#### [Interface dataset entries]
>>>>
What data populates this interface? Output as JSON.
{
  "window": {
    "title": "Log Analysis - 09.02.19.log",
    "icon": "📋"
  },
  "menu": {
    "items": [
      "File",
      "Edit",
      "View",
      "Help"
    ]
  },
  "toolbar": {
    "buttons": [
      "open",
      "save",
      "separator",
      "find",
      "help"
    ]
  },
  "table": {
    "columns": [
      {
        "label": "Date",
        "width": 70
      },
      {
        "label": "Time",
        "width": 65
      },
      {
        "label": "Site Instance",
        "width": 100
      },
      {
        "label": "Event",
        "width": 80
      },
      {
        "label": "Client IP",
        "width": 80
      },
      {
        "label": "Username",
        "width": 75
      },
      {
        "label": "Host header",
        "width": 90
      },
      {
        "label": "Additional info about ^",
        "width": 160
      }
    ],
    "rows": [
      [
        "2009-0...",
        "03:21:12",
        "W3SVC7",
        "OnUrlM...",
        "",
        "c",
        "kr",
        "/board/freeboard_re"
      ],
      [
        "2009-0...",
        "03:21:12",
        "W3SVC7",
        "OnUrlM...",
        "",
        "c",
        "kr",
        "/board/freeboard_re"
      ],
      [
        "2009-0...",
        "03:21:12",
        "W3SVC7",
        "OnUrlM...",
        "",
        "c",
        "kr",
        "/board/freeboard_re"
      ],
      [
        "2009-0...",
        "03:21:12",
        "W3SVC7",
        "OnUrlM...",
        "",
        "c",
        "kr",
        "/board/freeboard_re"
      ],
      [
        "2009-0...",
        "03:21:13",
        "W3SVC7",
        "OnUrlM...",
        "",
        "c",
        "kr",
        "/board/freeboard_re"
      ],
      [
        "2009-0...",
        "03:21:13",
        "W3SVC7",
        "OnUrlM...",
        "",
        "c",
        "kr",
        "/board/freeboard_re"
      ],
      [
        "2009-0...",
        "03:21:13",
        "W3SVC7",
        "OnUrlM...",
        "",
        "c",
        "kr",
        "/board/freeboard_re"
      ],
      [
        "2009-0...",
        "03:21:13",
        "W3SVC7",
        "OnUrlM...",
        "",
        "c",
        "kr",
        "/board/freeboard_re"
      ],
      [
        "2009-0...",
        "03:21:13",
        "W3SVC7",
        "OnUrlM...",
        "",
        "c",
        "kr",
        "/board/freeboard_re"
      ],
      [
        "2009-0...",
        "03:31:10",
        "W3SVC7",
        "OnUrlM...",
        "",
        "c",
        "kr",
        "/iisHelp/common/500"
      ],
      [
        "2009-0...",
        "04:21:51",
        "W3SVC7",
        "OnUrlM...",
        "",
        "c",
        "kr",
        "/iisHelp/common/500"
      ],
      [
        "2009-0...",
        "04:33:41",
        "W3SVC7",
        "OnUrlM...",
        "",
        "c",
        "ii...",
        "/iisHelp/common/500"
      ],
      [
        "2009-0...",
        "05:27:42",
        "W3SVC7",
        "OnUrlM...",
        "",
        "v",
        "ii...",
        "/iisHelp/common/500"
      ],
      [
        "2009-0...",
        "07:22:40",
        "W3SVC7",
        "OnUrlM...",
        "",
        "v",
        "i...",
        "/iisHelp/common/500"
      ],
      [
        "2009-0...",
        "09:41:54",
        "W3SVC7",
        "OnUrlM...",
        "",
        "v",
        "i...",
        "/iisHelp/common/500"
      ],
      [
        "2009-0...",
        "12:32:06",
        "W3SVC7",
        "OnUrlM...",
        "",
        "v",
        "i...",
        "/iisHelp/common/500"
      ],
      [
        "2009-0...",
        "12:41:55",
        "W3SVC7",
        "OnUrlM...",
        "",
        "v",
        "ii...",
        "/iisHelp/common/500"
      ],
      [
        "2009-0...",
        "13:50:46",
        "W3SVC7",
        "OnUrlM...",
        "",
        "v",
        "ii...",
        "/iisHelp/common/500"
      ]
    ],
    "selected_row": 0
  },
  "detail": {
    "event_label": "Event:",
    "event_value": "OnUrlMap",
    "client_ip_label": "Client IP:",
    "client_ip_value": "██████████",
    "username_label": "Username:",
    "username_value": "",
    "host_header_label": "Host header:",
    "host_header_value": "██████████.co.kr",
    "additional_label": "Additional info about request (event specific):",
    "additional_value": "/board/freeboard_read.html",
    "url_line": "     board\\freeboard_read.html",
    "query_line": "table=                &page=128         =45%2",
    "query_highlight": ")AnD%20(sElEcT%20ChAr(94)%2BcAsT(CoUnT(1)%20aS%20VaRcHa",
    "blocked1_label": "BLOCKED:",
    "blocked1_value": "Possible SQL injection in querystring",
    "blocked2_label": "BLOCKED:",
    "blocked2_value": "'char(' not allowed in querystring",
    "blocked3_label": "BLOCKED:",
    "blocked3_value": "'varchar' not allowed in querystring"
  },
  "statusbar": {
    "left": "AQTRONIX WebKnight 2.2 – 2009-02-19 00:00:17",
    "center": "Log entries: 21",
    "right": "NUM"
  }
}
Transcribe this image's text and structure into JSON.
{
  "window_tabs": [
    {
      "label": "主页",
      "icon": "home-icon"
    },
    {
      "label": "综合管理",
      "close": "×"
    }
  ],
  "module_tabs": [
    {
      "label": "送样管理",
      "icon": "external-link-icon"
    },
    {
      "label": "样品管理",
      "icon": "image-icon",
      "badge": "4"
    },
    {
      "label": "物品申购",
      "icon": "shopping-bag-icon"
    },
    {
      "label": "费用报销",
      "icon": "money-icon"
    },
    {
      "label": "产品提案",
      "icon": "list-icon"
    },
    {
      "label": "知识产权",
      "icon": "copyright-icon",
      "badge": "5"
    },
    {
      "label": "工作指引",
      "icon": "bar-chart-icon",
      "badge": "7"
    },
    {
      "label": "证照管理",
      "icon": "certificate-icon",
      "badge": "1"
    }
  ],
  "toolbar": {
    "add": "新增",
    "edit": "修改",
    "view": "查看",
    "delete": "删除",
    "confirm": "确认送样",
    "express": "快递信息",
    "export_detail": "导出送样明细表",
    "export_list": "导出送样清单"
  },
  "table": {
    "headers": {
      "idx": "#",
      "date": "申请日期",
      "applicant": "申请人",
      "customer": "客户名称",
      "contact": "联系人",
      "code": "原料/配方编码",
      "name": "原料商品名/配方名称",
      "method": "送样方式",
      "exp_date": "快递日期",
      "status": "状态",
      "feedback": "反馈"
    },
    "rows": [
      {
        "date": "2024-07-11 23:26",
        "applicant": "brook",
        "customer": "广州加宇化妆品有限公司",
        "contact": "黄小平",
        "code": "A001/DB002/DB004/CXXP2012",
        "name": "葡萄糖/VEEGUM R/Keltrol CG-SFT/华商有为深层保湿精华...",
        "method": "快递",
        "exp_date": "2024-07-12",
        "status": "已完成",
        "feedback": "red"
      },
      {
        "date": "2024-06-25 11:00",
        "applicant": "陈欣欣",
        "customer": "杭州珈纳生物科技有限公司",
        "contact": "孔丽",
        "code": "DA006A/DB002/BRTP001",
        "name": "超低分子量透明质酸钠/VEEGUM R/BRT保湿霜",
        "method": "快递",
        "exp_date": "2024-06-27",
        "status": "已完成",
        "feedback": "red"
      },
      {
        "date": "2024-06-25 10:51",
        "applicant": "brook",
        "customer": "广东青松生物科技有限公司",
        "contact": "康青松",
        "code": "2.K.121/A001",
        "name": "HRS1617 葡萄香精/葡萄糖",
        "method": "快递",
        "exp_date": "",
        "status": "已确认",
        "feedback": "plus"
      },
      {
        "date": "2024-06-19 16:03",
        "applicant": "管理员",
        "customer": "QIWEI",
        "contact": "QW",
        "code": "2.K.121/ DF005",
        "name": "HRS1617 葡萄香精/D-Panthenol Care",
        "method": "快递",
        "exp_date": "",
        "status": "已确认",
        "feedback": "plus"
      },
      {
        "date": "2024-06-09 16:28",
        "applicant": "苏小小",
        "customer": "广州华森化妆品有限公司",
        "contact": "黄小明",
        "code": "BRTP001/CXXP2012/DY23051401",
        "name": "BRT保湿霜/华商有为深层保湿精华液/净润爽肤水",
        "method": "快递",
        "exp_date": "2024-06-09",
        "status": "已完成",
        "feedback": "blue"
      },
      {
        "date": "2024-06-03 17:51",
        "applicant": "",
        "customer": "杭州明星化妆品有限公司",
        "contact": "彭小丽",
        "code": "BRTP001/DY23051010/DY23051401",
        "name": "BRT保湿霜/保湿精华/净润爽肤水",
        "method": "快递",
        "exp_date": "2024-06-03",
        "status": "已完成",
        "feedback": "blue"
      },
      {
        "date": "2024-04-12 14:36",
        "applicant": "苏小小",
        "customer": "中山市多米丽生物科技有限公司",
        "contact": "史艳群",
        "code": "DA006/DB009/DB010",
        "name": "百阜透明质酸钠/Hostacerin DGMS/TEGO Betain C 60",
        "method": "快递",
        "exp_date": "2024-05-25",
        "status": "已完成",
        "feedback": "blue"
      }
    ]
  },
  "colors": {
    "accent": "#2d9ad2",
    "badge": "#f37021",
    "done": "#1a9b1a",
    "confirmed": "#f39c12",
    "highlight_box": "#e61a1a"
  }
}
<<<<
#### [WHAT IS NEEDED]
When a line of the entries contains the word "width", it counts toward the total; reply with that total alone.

#### [TASK RESPONSE]
8